The film navigates these issues without promoting a universal solution. Gobé instead weaves together stories reflecting diverse local responses to an increasingly global condition. This Space Available compels audiences to consider these stories long after the film ends, or at least to remember them each time we speed by a billboard.
NYC-based artist Joseph Meloy returns this November with a second helping of Vandal Expressionism, a paint-first-ask-questions-later approach to communicating through art.Dancing over the line between the abstract and the figurative, this graffiti-inflected collection continues to delve into the unconscious, pouring it out onto canvas and paper in an otherworldly yet distinctly urban visual language.
The exhibit will be up for the entire month of November, so even if you can’t make the opening soiree, fear not because you can go check it out later in the month…
But we do hope you can join us on
WEDNESDAY, NOVEMBER 2nd
from 6 to 8PM,
to partake in wine, cheese,
and VANDAL EXPRESSIONISM
The opening reception is Wednesday, November 2 from 6 to 8PM at 288 Elizabeth Street in NYC, and the exhibit will be up for the entire month of November…
Brooklynite Gallery is proud to present, “Thinkers of This”, an exhibition from two well-traveled, street artists, STINKFISH and OTHER.
Drawing inspiration from all things that make a city tick, Colombian artist STINKFISH turns faces of unsuspecting people into vibrant portraits full of energetic emotion.
With work created on reclaimed surfaces such as vintage record covers, magazines and metal shelving, STINKFISH’s work cleverly mixes beauty and grit. Using a color palate that captures the flavor of the South American streets, this artist’s imagery does often originate from his own camera lens, but with all the time spent hitting the pavement, it’s no surprise discarded snap-shots are used at times to tell a story.
Striking women, proud men or gaze-filled children are often the subjects before STINKFISH adds his signature touch —an intricate tribal pattern to their features. Whether it be using stencil techniques or hand-drawing these patterns, Colombia’s premiere street artist’s images evoke a sense of cultural pride all while mixing in his post-youthful discontent and love of punk music.
Canadian artist OTHER has been kicking around this scene long before the term ‘street artist’ was one. Beginning with his freight train paintings that often consist of chalk white, weathered-faced vagabonds, floating on top of colorfully patterned, twisting-limb figures, OTHER has always made it a point to immerse himself in the very same culture he depicts.

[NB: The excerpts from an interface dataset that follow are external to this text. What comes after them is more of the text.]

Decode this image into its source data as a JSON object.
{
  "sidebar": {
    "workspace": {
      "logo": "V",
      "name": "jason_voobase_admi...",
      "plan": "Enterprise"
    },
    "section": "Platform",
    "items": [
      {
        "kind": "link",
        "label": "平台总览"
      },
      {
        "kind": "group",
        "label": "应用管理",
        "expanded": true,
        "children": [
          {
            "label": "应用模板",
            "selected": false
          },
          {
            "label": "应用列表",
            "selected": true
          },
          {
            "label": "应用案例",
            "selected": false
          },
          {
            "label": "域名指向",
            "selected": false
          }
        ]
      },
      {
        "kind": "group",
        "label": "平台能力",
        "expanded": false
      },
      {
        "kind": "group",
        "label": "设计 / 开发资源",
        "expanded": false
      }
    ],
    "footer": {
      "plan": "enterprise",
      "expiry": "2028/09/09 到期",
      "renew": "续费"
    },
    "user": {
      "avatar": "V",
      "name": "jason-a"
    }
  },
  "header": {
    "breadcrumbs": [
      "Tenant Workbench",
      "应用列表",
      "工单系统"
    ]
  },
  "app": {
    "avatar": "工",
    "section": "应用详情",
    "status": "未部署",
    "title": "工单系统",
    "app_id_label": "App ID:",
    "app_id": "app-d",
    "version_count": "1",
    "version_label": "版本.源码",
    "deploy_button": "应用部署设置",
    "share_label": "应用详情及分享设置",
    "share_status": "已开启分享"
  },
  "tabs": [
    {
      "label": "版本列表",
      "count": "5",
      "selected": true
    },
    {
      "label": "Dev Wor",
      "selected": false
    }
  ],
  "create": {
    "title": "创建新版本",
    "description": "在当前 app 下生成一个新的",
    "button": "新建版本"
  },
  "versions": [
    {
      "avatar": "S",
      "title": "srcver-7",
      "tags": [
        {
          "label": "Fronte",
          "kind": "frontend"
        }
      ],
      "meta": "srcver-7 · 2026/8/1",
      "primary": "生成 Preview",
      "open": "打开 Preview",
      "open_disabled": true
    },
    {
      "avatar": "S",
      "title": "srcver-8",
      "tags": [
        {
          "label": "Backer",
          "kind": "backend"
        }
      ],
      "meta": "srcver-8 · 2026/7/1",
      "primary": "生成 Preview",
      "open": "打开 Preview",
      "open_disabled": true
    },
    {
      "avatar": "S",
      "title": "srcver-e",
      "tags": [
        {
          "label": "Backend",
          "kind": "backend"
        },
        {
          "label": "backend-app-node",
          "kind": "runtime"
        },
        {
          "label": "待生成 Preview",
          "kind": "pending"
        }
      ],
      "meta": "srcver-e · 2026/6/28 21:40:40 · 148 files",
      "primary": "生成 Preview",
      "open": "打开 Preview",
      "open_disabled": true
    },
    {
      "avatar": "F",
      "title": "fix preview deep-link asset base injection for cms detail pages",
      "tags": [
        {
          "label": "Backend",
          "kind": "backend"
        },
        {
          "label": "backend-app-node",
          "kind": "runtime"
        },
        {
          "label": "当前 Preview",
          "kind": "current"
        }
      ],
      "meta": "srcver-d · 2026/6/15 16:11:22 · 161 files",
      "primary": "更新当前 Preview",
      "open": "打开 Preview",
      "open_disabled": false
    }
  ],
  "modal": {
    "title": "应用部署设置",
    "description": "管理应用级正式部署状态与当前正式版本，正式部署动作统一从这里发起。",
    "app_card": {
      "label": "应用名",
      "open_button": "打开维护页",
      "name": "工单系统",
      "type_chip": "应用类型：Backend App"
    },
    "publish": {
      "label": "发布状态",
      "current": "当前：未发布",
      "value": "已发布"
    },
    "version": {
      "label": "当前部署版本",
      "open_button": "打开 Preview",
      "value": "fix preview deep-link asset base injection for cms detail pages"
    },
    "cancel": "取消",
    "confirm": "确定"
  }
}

Symbolic shapes, utensils, and typography in and around figures are the “sign language” he uses to communicate thoughts, ideas and dreams aloud. Curiosity often takes OTHER down the most windy roads, in the most remote places to seek out locations to work outdoors. These journeys often later feed into the back story of his paintings. Sometimes old signage, numbers, text bits and tags from other artists who’ve left their mark can become unplanned collaborations of sorts. Traveling and painting in places like northern Serbia, Chile and Romania with stories that seems to rival those of Hunter S. Thompson, no city or town is too far off the beaten path for this nomad artist.